Exercise requirements: Whenever a line of the entries below holds the string "Double", copy that line and return it.

Data for the task:

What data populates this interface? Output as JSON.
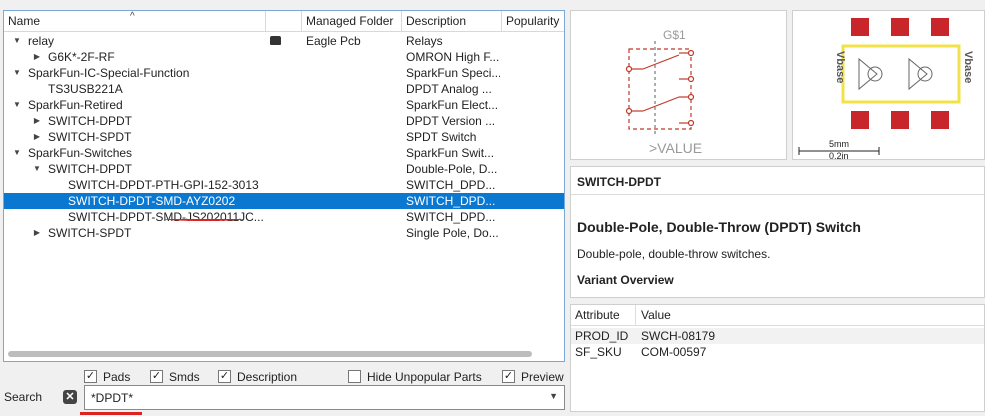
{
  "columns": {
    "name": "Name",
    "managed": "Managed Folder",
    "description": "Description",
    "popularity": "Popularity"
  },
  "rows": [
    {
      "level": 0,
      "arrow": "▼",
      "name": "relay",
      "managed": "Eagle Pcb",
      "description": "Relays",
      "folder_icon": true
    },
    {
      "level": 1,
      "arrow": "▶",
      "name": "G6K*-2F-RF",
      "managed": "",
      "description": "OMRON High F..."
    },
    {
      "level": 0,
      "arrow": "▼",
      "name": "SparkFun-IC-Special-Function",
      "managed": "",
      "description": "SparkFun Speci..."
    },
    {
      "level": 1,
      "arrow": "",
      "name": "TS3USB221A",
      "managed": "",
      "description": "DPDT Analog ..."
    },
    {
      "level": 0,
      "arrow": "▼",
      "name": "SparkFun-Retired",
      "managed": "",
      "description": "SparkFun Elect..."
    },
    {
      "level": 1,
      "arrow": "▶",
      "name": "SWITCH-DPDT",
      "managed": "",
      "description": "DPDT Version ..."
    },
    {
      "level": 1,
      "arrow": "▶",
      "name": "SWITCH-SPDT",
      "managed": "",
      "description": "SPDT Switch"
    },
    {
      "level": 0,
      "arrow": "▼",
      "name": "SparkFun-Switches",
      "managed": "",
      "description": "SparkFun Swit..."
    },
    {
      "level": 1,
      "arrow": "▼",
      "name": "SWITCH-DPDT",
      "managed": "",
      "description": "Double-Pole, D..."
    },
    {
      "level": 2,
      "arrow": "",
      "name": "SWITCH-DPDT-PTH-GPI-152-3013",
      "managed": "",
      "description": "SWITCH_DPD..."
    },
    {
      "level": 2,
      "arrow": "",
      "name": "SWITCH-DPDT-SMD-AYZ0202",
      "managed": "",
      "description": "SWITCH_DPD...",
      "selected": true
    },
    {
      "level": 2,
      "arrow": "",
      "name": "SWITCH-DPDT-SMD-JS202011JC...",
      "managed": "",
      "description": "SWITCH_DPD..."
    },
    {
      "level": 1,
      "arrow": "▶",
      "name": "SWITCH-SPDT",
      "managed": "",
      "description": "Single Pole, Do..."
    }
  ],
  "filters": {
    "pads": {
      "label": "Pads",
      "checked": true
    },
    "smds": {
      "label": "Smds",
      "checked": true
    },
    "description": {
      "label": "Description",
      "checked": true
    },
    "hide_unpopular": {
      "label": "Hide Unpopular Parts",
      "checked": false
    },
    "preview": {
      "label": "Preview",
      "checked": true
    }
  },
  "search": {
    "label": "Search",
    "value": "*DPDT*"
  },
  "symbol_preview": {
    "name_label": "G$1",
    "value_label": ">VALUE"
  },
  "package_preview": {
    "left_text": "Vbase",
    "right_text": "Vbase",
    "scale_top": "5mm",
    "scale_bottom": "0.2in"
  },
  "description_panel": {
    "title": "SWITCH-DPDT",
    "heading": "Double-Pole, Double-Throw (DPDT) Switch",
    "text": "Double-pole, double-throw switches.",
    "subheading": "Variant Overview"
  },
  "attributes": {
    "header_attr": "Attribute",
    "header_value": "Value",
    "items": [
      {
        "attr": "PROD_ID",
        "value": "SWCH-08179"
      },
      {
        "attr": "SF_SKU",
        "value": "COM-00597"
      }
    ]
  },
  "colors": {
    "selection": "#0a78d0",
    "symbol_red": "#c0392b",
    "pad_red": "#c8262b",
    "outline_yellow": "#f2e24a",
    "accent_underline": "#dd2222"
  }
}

Answer to this problem:
      "description": "Double-Pole, D..."
    "heading": "Double-Pole, Double-Throw (DPDT) Switch",
    "text": "Double-pole, double-throw switches.",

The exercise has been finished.